*** SUPPLIED MATERIAL Section Begins ***

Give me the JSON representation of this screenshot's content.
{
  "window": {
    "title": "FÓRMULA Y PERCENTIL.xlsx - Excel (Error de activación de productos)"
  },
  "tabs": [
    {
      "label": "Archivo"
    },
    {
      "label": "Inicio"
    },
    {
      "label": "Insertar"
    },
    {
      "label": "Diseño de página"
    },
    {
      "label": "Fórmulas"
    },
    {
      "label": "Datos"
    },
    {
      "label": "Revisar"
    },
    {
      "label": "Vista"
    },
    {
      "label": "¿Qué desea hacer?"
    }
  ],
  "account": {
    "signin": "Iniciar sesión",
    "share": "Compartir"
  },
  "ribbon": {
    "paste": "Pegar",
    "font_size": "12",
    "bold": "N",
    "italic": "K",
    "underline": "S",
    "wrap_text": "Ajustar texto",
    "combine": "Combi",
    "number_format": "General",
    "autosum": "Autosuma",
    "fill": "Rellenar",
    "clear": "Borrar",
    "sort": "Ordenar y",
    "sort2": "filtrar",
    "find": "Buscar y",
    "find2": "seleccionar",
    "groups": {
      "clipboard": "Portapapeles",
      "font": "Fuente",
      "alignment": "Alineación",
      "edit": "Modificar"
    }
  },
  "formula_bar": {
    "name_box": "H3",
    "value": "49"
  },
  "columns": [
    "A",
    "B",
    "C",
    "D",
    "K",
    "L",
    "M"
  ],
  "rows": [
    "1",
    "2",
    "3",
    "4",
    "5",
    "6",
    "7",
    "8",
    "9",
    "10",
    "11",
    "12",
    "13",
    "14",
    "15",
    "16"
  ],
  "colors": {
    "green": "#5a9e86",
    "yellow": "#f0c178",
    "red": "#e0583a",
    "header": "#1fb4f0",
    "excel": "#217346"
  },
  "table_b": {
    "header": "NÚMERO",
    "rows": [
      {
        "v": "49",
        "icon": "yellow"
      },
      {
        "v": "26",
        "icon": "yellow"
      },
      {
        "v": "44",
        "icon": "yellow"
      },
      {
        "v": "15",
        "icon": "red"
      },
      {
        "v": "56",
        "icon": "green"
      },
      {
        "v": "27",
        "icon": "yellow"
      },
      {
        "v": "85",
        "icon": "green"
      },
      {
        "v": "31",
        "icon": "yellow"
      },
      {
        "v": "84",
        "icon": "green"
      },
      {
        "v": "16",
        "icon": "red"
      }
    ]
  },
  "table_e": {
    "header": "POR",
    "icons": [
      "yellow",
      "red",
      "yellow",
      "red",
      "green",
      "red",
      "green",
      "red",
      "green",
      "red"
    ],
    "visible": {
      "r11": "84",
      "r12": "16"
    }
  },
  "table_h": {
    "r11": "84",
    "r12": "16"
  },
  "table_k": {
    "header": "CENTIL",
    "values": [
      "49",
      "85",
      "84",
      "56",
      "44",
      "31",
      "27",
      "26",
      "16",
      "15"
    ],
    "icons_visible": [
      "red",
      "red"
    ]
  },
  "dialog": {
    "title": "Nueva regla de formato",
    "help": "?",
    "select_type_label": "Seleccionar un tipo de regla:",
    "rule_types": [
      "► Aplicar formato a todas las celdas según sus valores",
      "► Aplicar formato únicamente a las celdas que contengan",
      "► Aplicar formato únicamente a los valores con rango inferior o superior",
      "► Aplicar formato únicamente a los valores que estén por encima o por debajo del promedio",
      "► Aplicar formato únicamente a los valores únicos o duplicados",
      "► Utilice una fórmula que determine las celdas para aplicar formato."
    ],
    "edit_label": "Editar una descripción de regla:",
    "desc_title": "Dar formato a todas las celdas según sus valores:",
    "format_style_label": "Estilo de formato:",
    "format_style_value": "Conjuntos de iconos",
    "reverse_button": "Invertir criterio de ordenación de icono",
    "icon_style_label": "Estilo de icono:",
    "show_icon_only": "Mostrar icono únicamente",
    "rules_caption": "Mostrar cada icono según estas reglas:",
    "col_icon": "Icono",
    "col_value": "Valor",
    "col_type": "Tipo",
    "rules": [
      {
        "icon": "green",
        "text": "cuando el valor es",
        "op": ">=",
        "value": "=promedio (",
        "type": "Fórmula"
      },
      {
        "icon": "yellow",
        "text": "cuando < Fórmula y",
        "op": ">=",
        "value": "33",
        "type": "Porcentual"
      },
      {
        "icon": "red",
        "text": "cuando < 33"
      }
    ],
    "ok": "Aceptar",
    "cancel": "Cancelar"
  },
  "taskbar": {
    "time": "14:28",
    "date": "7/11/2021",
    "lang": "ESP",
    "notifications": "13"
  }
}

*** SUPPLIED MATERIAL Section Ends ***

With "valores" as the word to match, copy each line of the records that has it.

__RESPONSE__.
      "► Aplicar formato a todas las celdas según sus valores",
      "► Aplicar formato únicamente a los valores con rango inferior o superior",
      "► Aplicar formato únicamente a los valores que estén por encima o por debajo del promedio",
      "► Aplicar formato únicamente a los valores únicos o duplicados",
    "desc_title": "Dar formato a todas las celdas según sus valores:",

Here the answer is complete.